Description of the task
From the listing below, work out the number of lines containing "Software" and give that number without comment.
■ ■ ■
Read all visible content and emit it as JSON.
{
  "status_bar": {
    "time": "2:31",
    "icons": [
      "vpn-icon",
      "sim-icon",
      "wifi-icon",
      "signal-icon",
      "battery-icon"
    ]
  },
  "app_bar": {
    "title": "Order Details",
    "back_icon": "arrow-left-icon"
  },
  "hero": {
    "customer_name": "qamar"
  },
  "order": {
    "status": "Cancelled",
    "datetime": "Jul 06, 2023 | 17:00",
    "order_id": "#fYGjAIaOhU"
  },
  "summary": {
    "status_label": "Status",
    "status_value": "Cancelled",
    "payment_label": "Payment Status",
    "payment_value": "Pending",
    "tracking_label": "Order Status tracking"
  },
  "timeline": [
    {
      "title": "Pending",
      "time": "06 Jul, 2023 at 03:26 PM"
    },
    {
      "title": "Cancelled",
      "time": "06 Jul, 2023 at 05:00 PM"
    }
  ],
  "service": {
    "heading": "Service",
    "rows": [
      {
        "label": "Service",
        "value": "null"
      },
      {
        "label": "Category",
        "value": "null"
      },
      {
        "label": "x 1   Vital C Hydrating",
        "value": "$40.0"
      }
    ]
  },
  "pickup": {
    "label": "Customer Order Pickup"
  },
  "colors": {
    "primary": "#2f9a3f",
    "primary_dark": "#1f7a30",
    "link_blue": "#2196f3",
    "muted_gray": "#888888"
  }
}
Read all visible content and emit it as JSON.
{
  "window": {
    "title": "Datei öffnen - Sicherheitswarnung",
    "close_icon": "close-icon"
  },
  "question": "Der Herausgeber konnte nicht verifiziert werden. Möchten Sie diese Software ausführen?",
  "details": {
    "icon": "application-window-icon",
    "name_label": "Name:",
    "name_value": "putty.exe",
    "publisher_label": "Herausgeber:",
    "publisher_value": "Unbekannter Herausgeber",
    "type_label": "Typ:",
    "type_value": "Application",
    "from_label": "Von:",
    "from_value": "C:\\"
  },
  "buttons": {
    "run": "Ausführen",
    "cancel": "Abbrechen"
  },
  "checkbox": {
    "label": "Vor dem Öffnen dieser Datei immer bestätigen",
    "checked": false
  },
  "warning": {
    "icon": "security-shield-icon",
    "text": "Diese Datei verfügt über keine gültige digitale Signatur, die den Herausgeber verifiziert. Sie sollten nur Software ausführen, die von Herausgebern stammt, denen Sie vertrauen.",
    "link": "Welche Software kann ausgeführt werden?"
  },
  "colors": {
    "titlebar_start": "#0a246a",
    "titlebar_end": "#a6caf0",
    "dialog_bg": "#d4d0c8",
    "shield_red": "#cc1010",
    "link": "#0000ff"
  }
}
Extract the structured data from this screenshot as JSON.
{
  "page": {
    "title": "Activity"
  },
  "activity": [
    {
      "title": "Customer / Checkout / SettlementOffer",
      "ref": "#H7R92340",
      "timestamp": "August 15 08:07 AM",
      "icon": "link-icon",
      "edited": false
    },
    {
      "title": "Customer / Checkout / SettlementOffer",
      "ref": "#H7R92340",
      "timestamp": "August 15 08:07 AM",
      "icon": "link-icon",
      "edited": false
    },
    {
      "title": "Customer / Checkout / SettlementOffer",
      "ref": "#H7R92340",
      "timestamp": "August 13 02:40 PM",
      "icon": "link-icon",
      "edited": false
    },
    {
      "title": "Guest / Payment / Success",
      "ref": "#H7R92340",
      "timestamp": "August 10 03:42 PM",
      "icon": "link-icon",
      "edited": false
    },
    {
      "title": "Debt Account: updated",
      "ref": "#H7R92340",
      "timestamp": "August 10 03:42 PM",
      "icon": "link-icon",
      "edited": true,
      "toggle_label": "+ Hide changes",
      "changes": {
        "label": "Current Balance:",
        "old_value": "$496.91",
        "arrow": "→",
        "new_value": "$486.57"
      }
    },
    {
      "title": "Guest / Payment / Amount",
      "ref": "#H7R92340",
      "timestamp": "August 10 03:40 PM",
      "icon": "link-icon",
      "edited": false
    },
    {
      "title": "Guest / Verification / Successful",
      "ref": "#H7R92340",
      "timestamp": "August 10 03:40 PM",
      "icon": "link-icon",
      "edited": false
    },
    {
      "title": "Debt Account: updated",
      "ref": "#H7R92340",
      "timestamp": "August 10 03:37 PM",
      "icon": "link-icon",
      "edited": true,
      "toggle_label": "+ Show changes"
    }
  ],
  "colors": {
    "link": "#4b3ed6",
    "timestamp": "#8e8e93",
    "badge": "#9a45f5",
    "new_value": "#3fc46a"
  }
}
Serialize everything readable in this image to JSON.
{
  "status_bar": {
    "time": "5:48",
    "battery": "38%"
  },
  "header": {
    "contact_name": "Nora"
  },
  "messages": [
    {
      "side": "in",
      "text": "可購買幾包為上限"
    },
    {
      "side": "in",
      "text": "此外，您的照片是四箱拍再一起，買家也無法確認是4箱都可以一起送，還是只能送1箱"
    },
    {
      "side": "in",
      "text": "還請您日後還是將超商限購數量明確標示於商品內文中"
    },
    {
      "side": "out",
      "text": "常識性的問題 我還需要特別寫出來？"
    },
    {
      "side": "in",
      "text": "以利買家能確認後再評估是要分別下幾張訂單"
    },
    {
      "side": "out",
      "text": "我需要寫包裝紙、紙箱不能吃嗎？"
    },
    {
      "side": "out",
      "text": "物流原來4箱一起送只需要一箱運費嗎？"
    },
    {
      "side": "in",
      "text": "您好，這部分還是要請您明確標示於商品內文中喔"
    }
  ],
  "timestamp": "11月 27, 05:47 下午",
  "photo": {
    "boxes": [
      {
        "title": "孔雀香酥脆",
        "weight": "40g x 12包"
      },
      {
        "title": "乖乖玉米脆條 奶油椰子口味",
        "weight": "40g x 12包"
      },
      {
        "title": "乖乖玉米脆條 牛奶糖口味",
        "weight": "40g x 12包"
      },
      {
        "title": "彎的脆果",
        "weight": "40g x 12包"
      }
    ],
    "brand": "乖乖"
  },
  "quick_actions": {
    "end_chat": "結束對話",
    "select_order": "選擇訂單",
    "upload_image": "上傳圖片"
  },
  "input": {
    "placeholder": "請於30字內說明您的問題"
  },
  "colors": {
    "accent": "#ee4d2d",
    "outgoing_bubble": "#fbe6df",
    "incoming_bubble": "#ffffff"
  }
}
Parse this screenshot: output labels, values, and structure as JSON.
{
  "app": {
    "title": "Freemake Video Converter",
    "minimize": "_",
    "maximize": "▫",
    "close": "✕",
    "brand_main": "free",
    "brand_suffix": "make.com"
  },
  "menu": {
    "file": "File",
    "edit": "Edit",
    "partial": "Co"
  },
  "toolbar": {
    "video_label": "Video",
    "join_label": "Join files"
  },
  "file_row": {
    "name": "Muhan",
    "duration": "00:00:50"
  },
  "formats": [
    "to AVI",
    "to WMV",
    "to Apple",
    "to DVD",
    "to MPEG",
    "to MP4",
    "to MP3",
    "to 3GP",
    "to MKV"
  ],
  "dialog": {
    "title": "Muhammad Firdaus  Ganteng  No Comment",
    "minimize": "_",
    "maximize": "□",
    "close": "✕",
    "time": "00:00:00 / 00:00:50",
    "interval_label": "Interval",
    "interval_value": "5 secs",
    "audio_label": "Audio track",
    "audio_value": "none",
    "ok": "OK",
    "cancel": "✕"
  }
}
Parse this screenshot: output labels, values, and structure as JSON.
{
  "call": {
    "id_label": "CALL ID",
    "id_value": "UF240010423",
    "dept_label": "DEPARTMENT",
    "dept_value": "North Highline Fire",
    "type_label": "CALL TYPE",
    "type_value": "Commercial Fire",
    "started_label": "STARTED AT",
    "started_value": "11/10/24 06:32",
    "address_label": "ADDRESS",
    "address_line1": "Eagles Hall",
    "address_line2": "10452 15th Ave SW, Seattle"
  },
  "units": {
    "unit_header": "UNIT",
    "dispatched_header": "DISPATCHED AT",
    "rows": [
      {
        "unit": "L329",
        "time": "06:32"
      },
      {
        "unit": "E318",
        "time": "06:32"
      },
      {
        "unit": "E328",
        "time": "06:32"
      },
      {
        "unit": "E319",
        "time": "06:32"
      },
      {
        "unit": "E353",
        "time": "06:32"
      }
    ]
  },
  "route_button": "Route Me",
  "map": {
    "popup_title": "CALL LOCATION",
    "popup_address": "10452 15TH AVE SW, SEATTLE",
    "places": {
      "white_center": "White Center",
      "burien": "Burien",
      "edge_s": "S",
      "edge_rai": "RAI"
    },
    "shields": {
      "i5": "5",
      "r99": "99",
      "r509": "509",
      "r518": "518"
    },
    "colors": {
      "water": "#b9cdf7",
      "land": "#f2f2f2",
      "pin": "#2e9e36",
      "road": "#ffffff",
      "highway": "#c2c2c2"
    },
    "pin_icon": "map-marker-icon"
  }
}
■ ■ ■
Your response
3